What is expected => The reply should match the listing below character for character, except that no image is carried over.
-------- Data excerpts --------
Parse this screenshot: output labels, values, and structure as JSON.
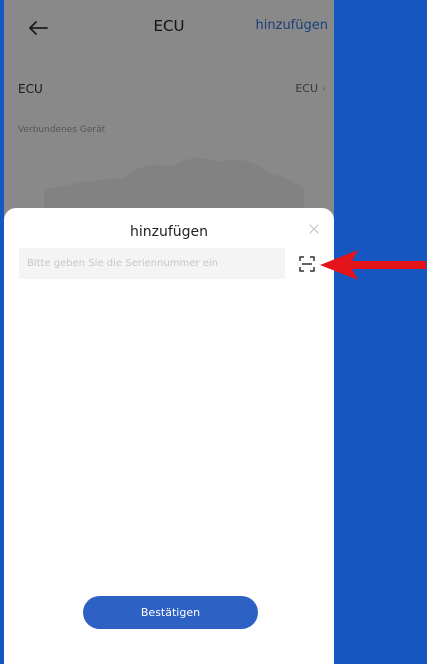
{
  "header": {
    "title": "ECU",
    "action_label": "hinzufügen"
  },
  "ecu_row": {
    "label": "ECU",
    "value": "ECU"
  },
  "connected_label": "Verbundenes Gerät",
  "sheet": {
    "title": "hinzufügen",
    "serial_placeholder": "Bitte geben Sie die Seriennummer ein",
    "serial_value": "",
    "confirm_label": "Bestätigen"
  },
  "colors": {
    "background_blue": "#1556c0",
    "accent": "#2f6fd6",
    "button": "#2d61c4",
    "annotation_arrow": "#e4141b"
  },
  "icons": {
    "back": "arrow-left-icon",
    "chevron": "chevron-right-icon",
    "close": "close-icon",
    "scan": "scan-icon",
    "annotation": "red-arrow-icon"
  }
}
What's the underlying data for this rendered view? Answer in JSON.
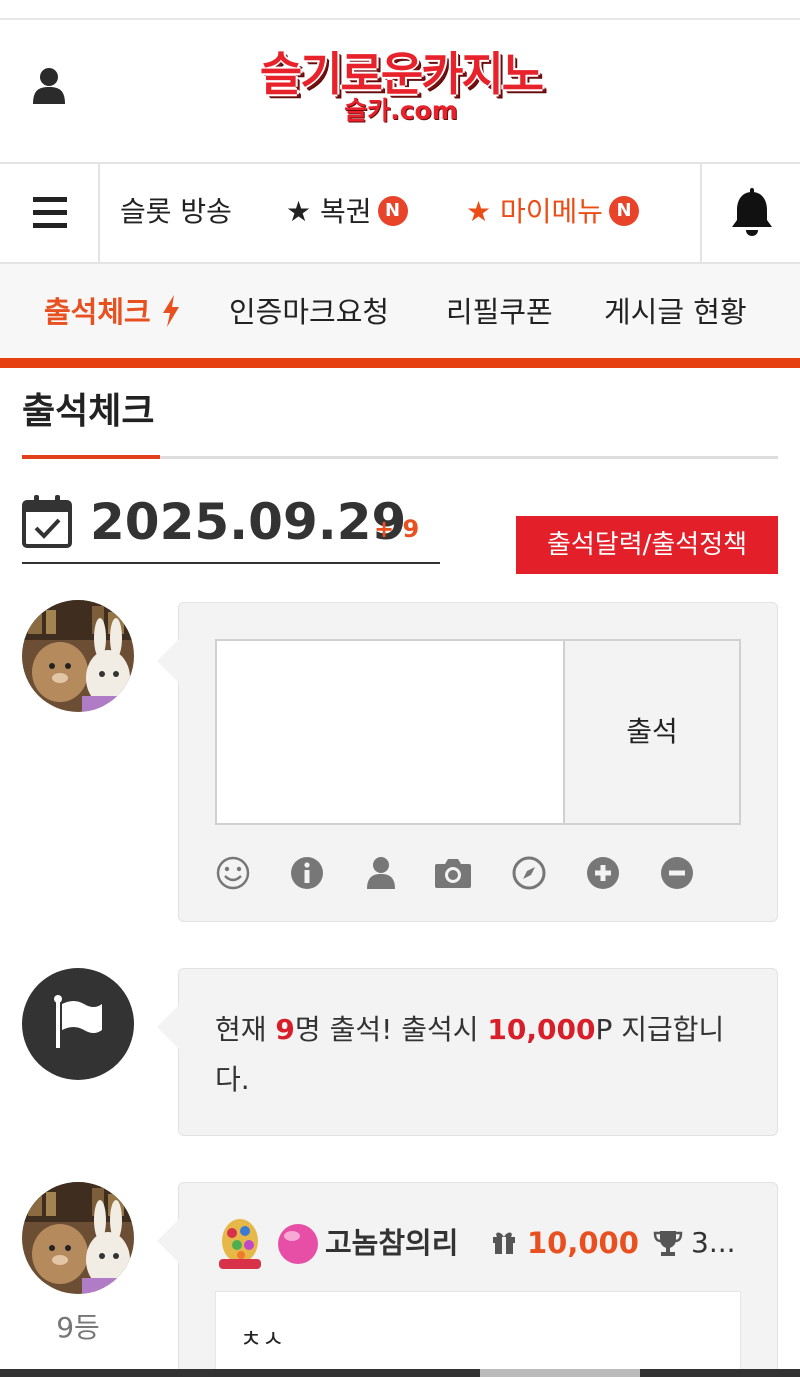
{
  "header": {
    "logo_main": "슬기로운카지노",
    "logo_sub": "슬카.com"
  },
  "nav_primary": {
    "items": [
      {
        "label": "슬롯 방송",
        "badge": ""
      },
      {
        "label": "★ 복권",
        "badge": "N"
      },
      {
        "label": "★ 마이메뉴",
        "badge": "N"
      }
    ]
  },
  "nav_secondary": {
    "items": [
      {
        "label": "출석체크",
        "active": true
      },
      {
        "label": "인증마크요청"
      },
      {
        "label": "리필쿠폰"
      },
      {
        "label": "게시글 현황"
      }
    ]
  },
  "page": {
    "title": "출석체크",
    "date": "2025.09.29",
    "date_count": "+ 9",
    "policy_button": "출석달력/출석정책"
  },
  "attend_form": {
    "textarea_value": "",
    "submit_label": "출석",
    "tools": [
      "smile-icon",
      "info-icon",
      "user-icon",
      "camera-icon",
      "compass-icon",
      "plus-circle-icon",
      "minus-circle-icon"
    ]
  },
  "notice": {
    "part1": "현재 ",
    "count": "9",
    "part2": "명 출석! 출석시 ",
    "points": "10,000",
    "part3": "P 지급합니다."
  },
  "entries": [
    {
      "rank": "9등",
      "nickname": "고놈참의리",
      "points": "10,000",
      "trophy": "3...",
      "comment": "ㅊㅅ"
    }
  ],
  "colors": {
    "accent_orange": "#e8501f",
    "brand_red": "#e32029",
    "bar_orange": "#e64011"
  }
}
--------
Task response =>
Parse this screenshot: output labels, values, and structure as JSON.
{
  "header": {
    "title": "ECU",
    "action_label": "hinzufügen"
  },
  "ecu_row": {
    "label": "ECU",
    "value": "ECU"
  },
  "connected_label": "Verbundenes Gerät",
  "sheet": {
    "title": "hinzufügen",
    "serial_placeholder": "Bitte geben Sie die Seriennummer ein",
    "serial_value": "",
    "confirm_label": "Bestätigen"
  },
  "colors": {
    "background_blue": "#1556c0",
    "accent": "#2f6fd6",
    "button": "#2d61c4",
    "annotation_arrow": "#e4141b"
  },
  "icons": {
    "back": "arrow-left-icon",
    "chevron": "chevron-right-icon",
    "close": "close-icon",
    "scan": "scan-icon",
    "annotation": "red-arrow-icon"
  }
}
What's the underlying data for this rendered view? Answer in JSON.
{
  "header": {
    "logo_main": "슬기로운카지노",
    "logo_sub": "슬카.com"
  },
  "nav_primary": {
    "items": [
      {
        "label": "슬롯 방송",
        "badge": ""
      },
      {
        "label": "★ 복권",
        "badge": "N"
      },
      {
        "label": "★ 마이메뉴",
        "badge": "N"
      }
    ]
  },
  "nav_secondary": {
    "items": [
      {
        "label": "출석체크",
        "active": true
      },
      {
        "label": "인증마크요청"
      },
      {
        "label": "리필쿠폰"
      },
      {
        "label": "게시글 현황"
      }
    ]
  },
  "page": {
    "title": "출석체크",
    "date": "2025.09.29",
    "date_count": "+ 9",
    "policy_button": "출석달력/출석정책"
  },
  "attend_form": {
    "textarea_value": "",
    "submit_label": "출석",
    "tools": [
      "smile-icon",
      "info-icon",
      "user-icon",
      "camera-icon",
      "compass-icon",
      "plus-circle-icon",
      "minus-circle-icon"
    ]
  },
  "notice": {
    "part1": "현재 ",
    "count": "9",
    "part2": "명 출석! 출석시 ",
    "points": "10,000",
    "part3": "P 지급합니다."
  },
  "entries": [
    {
      "rank": "9등",
      "nickname": "고놈참의리",
      "points": "10,000",
      "trophy": "3...",
      "comment": "ㅊㅅ"
    }
  ],
  "colors": {
    "accent_orange": "#e8501f",
    "brand_red": "#e32029",
    "bar_orange": "#e64011"
  }
}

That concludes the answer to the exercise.